Choosing a name for your new product
Who hasn’t considered brewing his own beer at some point? “Rob’s beer, the Olympic drink!”. However, one thing is brewing your own beer, just for the fun of it, and another quite different, launching a new product on the market. Moosehead knows this very well.
When John Carr, Aridondack Pub & Brewery owner, decided to release his “Moose Wizz” root beer, he probably never expected to end up paying a $8,800 fine in court, because of
moose infringement trademark infringement and unfair competition.
The name is quite catchy, we must say, as it is the logo. We can only image the shock when the brewer received a notification from the Canadian company Moosehead Breweries Limited first opposing the registration of the moose before the Intellectual Property Office (CIPO), and later on being told that a lawsuit had been filed against him.
John Carr obviously wasn’t happy.
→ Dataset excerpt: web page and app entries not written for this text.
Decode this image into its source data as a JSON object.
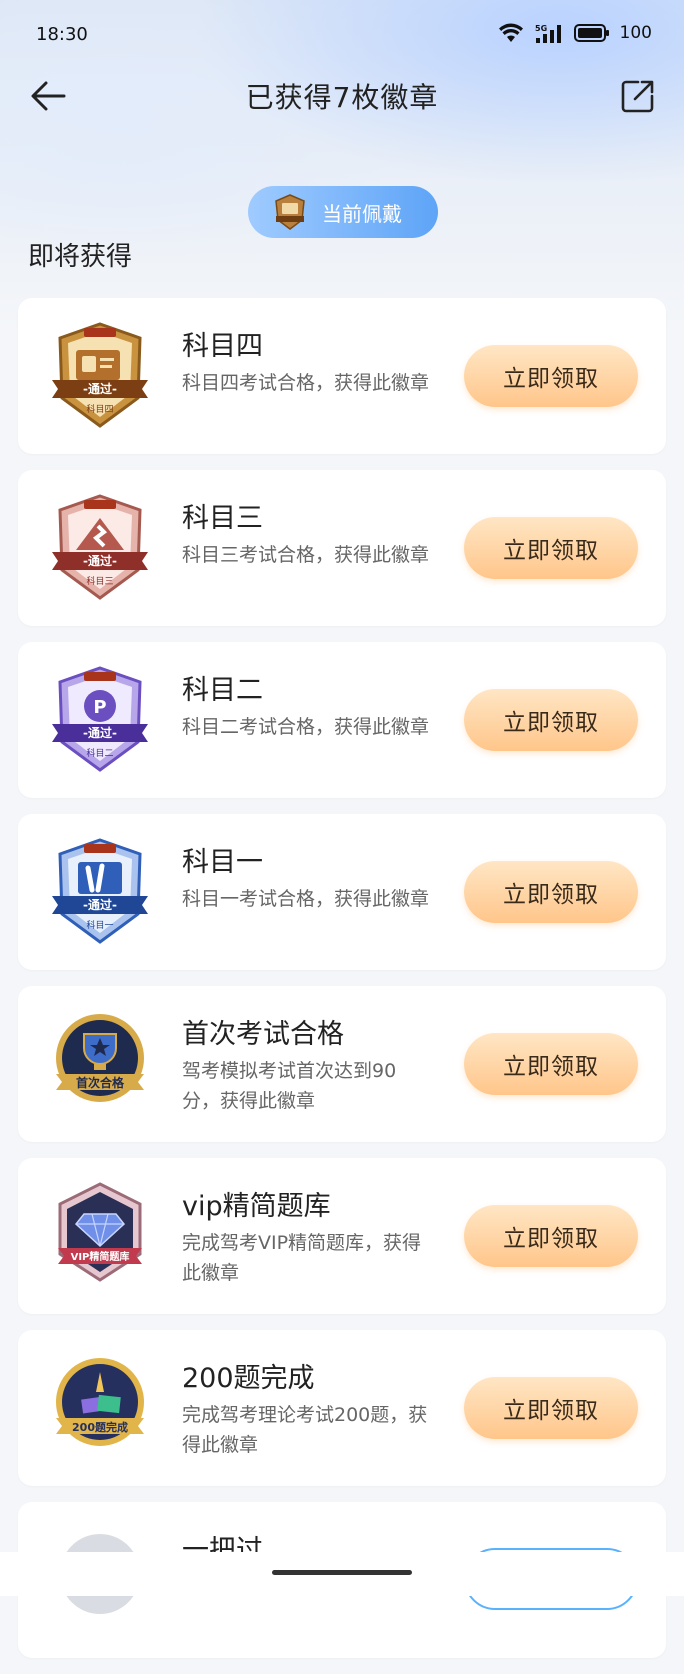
{
  "status_bar": {
    "time": "18:30",
    "network": "5G",
    "battery": "100"
  },
  "header": {
    "title": "已获得7枚徽章"
  },
  "wearing_pill": {
    "label": "当前佩戴"
  },
  "section": {
    "title": "即将获得"
  },
  "colors": {
    "accent": "#5ea4f7",
    "claim_start": "#ffe6c5",
    "claim_end": "#ffc68a"
  },
  "badges": [
    {
      "title": "科目四",
      "desc": "科目四考试合格，获得此徽章",
      "button": "立即领取",
      "badge_text": "-通过-",
      "badge_sub": "科目四",
      "icon": "license-card-badge-icon"
    },
    {
      "title": "科目三",
      "desc": "科目三考试合格，获得此徽章",
      "button": "立即领取",
      "badge_text": "-通过-",
      "badge_sub": "科目三",
      "icon": "road-badge-icon"
    },
    {
      "title": "科目二",
      "desc": "科目二考试合格，获得此徽章",
      "button": "立即领取",
      "badge_text": "-通过-",
      "badge_sub": "科目二",
      "icon": "parking-badge-icon"
    },
    {
      "title": "科目一",
      "desc": "科目一考试合格，获得此徽章",
      "button": "立即领取",
      "badge_text": "-通过-",
      "badge_sub": "科目一",
      "icon": "victory-hand-badge-icon"
    },
    {
      "title": "首次考试合格",
      "desc": "驾考模拟考试首次达到90分，获得此徽章",
      "button": "立即领取",
      "badge_text": "首次合格",
      "icon": "trophy-badge-icon"
    },
    {
      "title": "vip精简题库",
      "desc": "完成驾考VIP精简题库，获得此徽章",
      "button": "立即领取",
      "badge_text": "VIP精简题库",
      "icon": "diamond-badge-icon"
    },
    {
      "title": "200题完成",
      "desc": "完成驾考理论考试200题，获得此徽章",
      "button": "立即领取",
      "badge_text": "200题完成",
      "icon": "books-badge-icon"
    },
    {
      "title": "一把过"
    }
  ]
}
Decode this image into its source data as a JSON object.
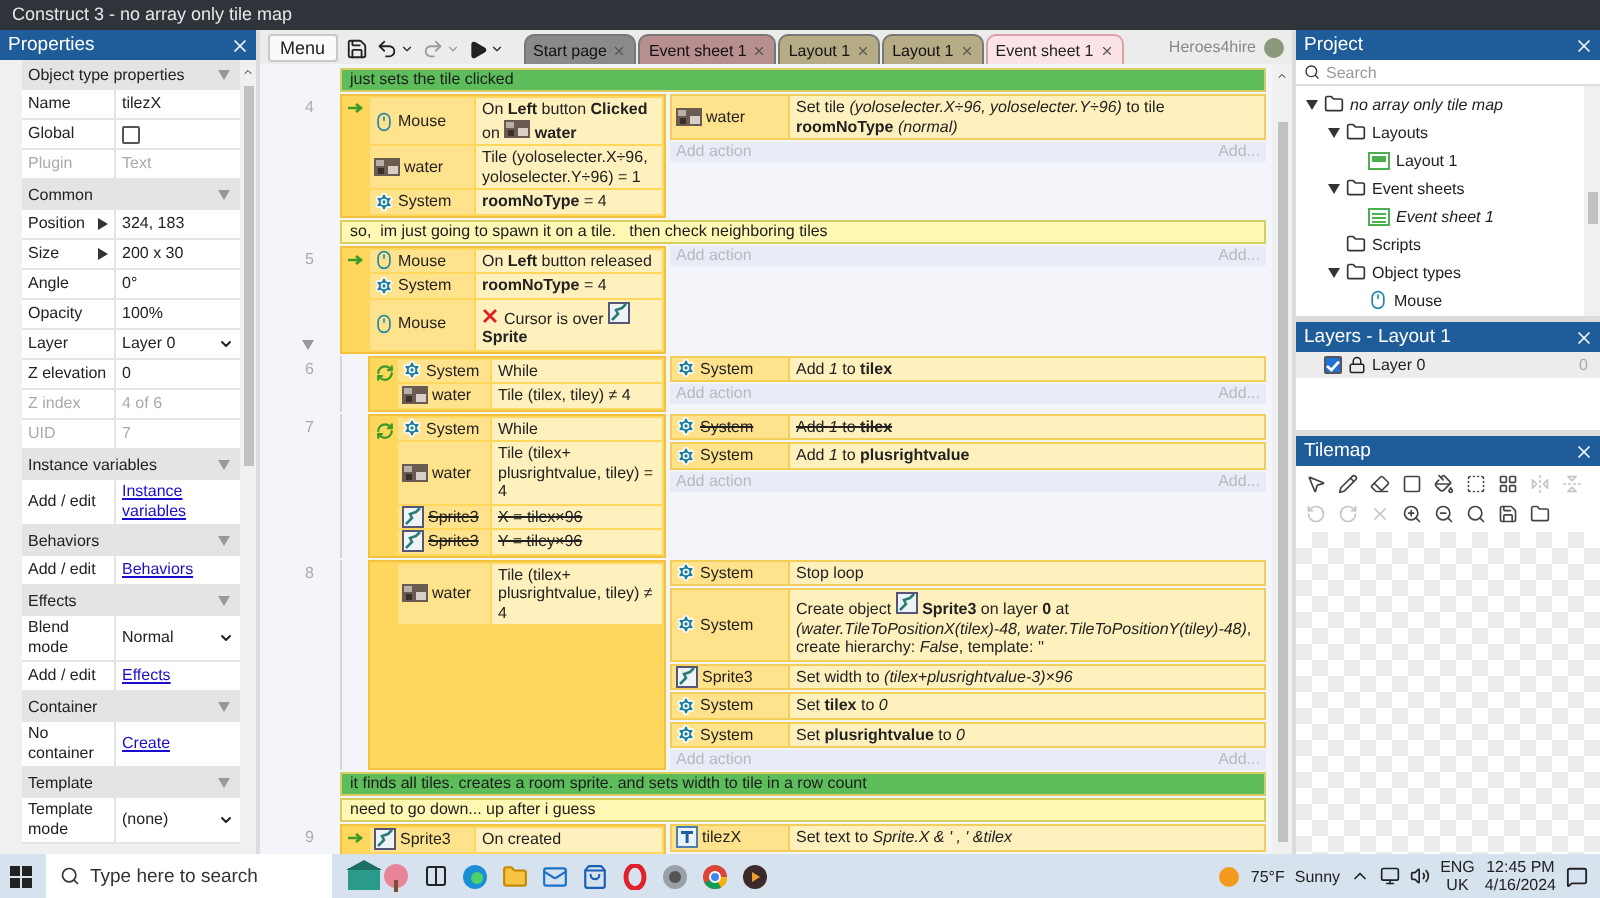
{
  "window": {
    "title": "Construct 3 - no array only tile map"
  },
  "properties": {
    "title": "Properties",
    "sections": [
      {
        "title": "Object type properties",
        "expanded": true,
        "rows": [
          {
            "kind": "text",
            "label": "Name",
            "value": "tilezX",
            "disabled": false
          },
          {
            "kind": "checkbox",
            "label": "Global",
            "checked": false,
            "disabled": false
          },
          {
            "kind": "text",
            "label": "Plugin",
            "value": "Text",
            "disabled": true
          }
        ]
      },
      {
        "title": "Common",
        "expanded": true,
        "rows": [
          {
            "kind": "expander",
            "label": "Position",
            "value": "324, 183",
            "disabled": false
          },
          {
            "kind": "expander",
            "label": "Size",
            "value": "200 x 30",
            "disabled": false
          },
          {
            "kind": "text",
            "label": "Angle",
            "value": "0°",
            "disabled": false
          },
          {
            "kind": "text",
            "label": "Opacity",
            "value": "100%",
            "disabled": false
          },
          {
            "kind": "dropdown",
            "label": "Layer",
            "value": "Layer 0",
            "disabled": false
          },
          {
            "kind": "text",
            "label": "Z elevation",
            "value": "0",
            "disabled": false
          },
          {
            "kind": "text",
            "label": "Z index",
            "value": "4 of 6",
            "disabled": true
          },
          {
            "kind": "text",
            "label": "UID",
            "value": "7",
            "disabled": true
          }
        ]
      },
      {
        "title": "Instance variables",
        "expanded": true,
        "rows": [
          {
            "kind": "link",
            "label": "Add / edit",
            "value": "Instance variables",
            "disabled": false
          }
        ]
      },
      {
        "title": "Behaviors",
        "expanded": true,
        "rows": [
          {
            "kind": "link",
            "label": "Add / edit",
            "value": "Behaviors",
            "disabled": false
          }
        ]
      },
      {
        "title": "Effects",
        "expanded": true,
        "rows": [
          {
            "kind": "dropdown",
            "label": "Blend mode",
            "value": "Normal",
            "disabled": false
          },
          {
            "kind": "link",
            "label": "Add / edit",
            "value": "Effects",
            "disabled": false
          }
        ]
      },
      {
        "title": "Container",
        "expanded": true,
        "rows": [
          {
            "kind": "link",
            "label": "No container",
            "value": "Create",
            "disabled": false
          }
        ]
      },
      {
        "title": "Template",
        "expanded": true,
        "rows": [
          {
            "kind": "dropdown",
            "label": "Template mode",
            "value": "(none)",
            "disabled": false
          }
        ]
      }
    ]
  },
  "toolbar": {
    "menu": "Menu",
    "user": "Heroes4hire"
  },
  "tabs": [
    {
      "label": "Start page",
      "selected": false,
      "color": "#8a8a8a"
    },
    {
      "label": "Event sheet 1",
      "selected": false,
      "color": "#b78f8f"
    },
    {
      "label": "Layout 1",
      "selected": false,
      "color": "#b5ac86"
    },
    {
      "label": "Layout 1",
      "selected": false,
      "color": "#b5ac86"
    },
    {
      "label": "Event sheet 1",
      "selected": true,
      "color": "#fbe3e6"
    }
  ],
  "sheet": [
    {
      "kind": "comment",
      "text": "just sets the tile clicked",
      "color": "#5cbd5a"
    },
    {
      "kind": "trigger-event",
      "number": "4",
      "add_action": "Add action",
      "add_more": "Add...",
      "conditions": [
        {
          "object": "Mouse",
          "kind": "mouse",
          "text": "On **Left** button **Clicked** on",
          "target": {
            "name": "water",
            "kind": "tilemap"
          },
          "negated": false,
          "disabled": false
        },
        {
          "object": "water",
          "kind": "tilemap",
          "text": "Tile (yoloselecter.X÷96, yoloselecter.Y÷96) = 1",
          "negated": false,
          "disabled": false
        },
        {
          "object": "System",
          "kind": "system",
          "text": "**roomNoType** = 4",
          "negated": false,
          "disabled": false
        }
      ],
      "actions": [
        {
          "object": "water",
          "kind": "tilemap",
          "text": "Set tile *(yoloselecter.X÷96, yoloselecter.Y÷96)* to tile **roomNoType** *(normal)*",
          "disabled": false
        }
      ]
    },
    {
      "kind": "comment",
      "text": "so,  im just going to spawn it on a tile.   then check neighboring tiles",
      "color": "#fff8b4"
    },
    {
      "kind": "trigger-event",
      "number": "5",
      "expanded": true,
      "add_action": "Add action",
      "add_more": "Add...",
      "conditions": [
        {
          "object": "Mouse",
          "kind": "mouse",
          "text": "On **Left** button released",
          "negated": false,
          "disabled": false
        },
        {
          "object": "System",
          "kind": "system",
          "text": "**roomNoType** = 4",
          "negated": false,
          "disabled": false
        },
        {
          "object": "Mouse",
          "kind": "mouse",
          "text": "Cursor is over",
          "target": {
            "name": "Sprite",
            "kind": "sprite"
          },
          "negated": true,
          "disabled": false
        }
      ],
      "children": [
        {
          "kind": "loop-event",
          "number": "6",
          "add_action": "Add action",
          "add_more": "Add...",
          "conditions": [
            {
              "object": "System",
              "kind": "system",
              "text": "While",
              "negated": false,
              "disabled": false
            },
            {
              "object": "water",
              "kind": "tilemap",
              "text": "Tile (tilex, tiley) ≠ 4",
              "negated": false,
              "disabled": false
            }
          ],
          "actions": [
            {
              "object": "System",
              "kind": "system",
              "text": "Add *1* to **tilex**",
              "disabled": false
            }
          ]
        },
        {
          "kind": "loop-event",
          "number": "7",
          "add_action": "Add action",
          "add_more": "Add...",
          "conditions": [
            {
              "object": "System",
              "kind": "system",
              "text": "While",
              "negated": false,
              "disabled": false
            },
            {
              "object": "water",
              "kind": "tilemap",
              "text": "Tile (tilex+ plusrightvalue, tiley) = 4",
              "negated": false,
              "disabled": false
            },
            {
              "object": "Sprite3",
              "kind": "sprite",
              "text": "X = tilex×96",
              "negated": false,
              "disabled": true
            },
            {
              "object": "Sprite3",
              "kind": "sprite",
              "text": "Y = tiley×96",
              "negated": false,
              "disabled": true
            }
          ],
          "actions": [
            {
              "object": "System",
              "kind": "system",
              "text": "Add *1* to **tilex**",
              "disabled": true
            },
            {
              "object": "System",
              "kind": "system",
              "text": "Add *1* to **plusrightvalue**",
              "disabled": false
            }
          ]
        },
        {
          "kind": "event",
          "number": "8",
          "add_action": "Add action",
          "add_more": "Add...",
          "conditions": [
            {
              "object": "water",
              "kind": "tilemap",
              "text": "Tile (tilex+ plusrightvalue, tiley) ≠ 4",
              "negated": false,
              "disabled": false
            }
          ],
          "actions": [
            {
              "object": "System",
              "kind": "system",
              "text": "Stop loop",
              "disabled": false
            },
            {
              "object": "System",
              "kind": "system",
              "text": "Create object",
              "target": {
                "name": "Sprite3",
                "kind": "sprite"
              },
              "after": "on layer **0** at *(water.TileToPositionX(tilex)-48, water.TileToPositionY(tiley)-48)*, create hierarchy: *False*, template: ''",
              "disabled": false
            },
            {
              "object": "Sprite3",
              "kind": "sprite",
              "text": "Set width to *(tilex+plusrightvalue-3)×96*",
              "disabled": false
            },
            {
              "object": "System",
              "kind": "system",
              "text": "Set **tilex** to *0*",
              "disabled": false
            },
            {
              "object": "System",
              "kind": "system",
              "text": "Set **plusrightvalue** to *0*",
              "disabled": false
            }
          ]
        }
      ]
    },
    {
      "kind": "comment",
      "text": "it finds all tiles. creates a room sprite. and sets width to tile in a row count",
      "color": "#5cbd5a"
    },
    {
      "kind": "comment",
      "text": "need to go down... up after i guess",
      "color": "#fff8b4"
    },
    {
      "kind": "trigger-event",
      "number": "9",
      "conditions": [
        {
          "object": "Sprite3",
          "kind": "sprite",
          "text": "On created",
          "negated": false,
          "disabled": false
        }
      ],
      "actions": [
        {
          "object": "tilezX",
          "kind": "text",
          "text": "Set text to *Sprite.X & ' , ' &tilex*",
          "disabled": false
        }
      ]
    }
  ],
  "project": {
    "title": "Project",
    "search_placeholder": "Search",
    "tree": [
      {
        "kind": "root",
        "label": "no array only tile map",
        "expanded": true,
        "children": [
          {
            "kind": "folder",
            "label": "Layouts",
            "expanded": true,
            "children": [
              {
                "kind": "layout",
                "label": "Layout 1"
              }
            ]
          },
          {
            "kind": "folder",
            "label": "Event sheets",
            "expanded": true,
            "children": [
              {
                "kind": "eventsheet",
                "label": "Event sheet 1"
              }
            ]
          },
          {
            "kind": "folder",
            "label": "Scripts"
          },
          {
            "kind": "folder",
            "label": "Object types",
            "expanded": true,
            "children": [
              {
                "kind": "mouse",
                "label": "Mouse"
              }
            ]
          }
        ]
      }
    ]
  },
  "layers": {
    "title": "Layers - Layout 1",
    "items": [
      {
        "name": "Layer 0",
        "checked": true,
        "locked": true,
        "count": "0"
      }
    ]
  },
  "tilemap": {
    "title": "Tilemap",
    "tools": [
      {
        "disabled": false
      },
      {
        "disabled": false
      },
      {
        "disabled": false
      },
      {
        "disabled": false
      },
      {
        "disabled": false
      },
      {
        "disabled": false
      },
      {
        "disabled": false
      },
      {
        "disabled": true
      },
      {
        "disabled": true
      },
      {
        "disabled": true
      },
      {
        "disabled": true
      },
      {
        "disabled": true
      },
      {
        "disabled": false
      },
      {
        "disabled": false
      },
      {
        "disabled": false
      },
      {
        "disabled": false
      },
      {
        "disabled": false
      }
    ]
  },
  "taskbar": {
    "search_placeholder": "Type here to search",
    "temperature": "75°F",
    "weather": "Sunny",
    "language": "ENG",
    "region": "UK",
    "time": "12:45 PM",
    "date": "4/16/2024"
  }
}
Specially, after reading some of the specific requests in the complaint:
- That Defendant be required to deliver up and/or to destroy any and all products infringing the Moosehead Registered Marks in its possession, as well as all labels, literature, and advertisements bearing the marks, together with any means for producing same;
- That Defendant be ordered to pay damages to Moosehead adequate to compensate Moosehead for the acts described in this Complaint, or, upon Moosehead’s election, statutory damages, that such damages be trebled, and that Defendant be ordered to pay Moosehead its reasonable attorneys’ fees; and
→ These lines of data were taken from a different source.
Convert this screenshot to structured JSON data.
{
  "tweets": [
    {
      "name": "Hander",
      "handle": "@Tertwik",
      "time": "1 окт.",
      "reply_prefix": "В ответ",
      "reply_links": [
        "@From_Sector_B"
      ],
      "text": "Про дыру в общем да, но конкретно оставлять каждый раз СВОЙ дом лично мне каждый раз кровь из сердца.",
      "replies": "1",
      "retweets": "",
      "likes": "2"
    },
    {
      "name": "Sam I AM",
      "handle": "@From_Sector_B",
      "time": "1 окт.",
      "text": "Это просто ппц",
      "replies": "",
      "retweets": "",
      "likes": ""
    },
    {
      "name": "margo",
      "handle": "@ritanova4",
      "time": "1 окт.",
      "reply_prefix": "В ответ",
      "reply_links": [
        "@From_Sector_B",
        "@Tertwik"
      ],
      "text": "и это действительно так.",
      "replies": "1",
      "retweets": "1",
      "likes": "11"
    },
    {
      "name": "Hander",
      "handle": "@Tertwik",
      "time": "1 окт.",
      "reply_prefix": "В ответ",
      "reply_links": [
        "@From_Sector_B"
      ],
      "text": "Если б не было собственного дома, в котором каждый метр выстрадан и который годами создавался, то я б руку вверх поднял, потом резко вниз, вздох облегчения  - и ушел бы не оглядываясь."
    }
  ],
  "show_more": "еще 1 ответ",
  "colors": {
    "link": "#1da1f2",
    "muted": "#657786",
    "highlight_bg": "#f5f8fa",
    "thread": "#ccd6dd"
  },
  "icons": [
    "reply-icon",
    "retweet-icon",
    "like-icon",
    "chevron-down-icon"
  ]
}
#Freethemoose: a Youtube campaign
As a response to the previous, the owner of Moose Wizz Root Beer decided to post a quite moving video in YouTube explaining the situation and why he was fighting against these “corporate bullies”. For Mr. Carr it was, as he mentions in the video, it was a matter of principles, and one can easily see that he speaks from the heart:
Loosing the battle: Moosehead wins
Despite of his efforts, Mr. Carr lost the battle, what should serve as a cautionary tale for all of you who are thinking of a name for your new product. One wouldn’t think than choosing something so theoretically harmless as an animal for the name of a new beverage could be so costly. The truth is, you need to check whether the chosen name has been already registered in the trademark office of the country you intent to commercialise the product. If you don’t know how, check in the website of the office, they normally provide with enough good information. If you are still unsure, you may want to quickly check with a lawyer if you are serious about your business.
The second conclusion that we must take from this story is that more granularity seems to be needed when it comes to class protection within the US and Canadian IP Offices. In this case, the claimant has a registration for “moose” in class 32, which covers “beers; mineral and aerated waters and other non-alcoholic beverages”, among others.
Something that the latest European Trademark reform has done extraordinarily well, is creating more opportunities for specialised business, impeding registration on the class as a whole (what is technically called the heading), and requesting the filing party to clarify what good or service should be specifically protected (what is called the specification). These rules will hopefully prevent from this kind of clash happening in the European Market, as there will be plenty of space for more than one moose in the brewery.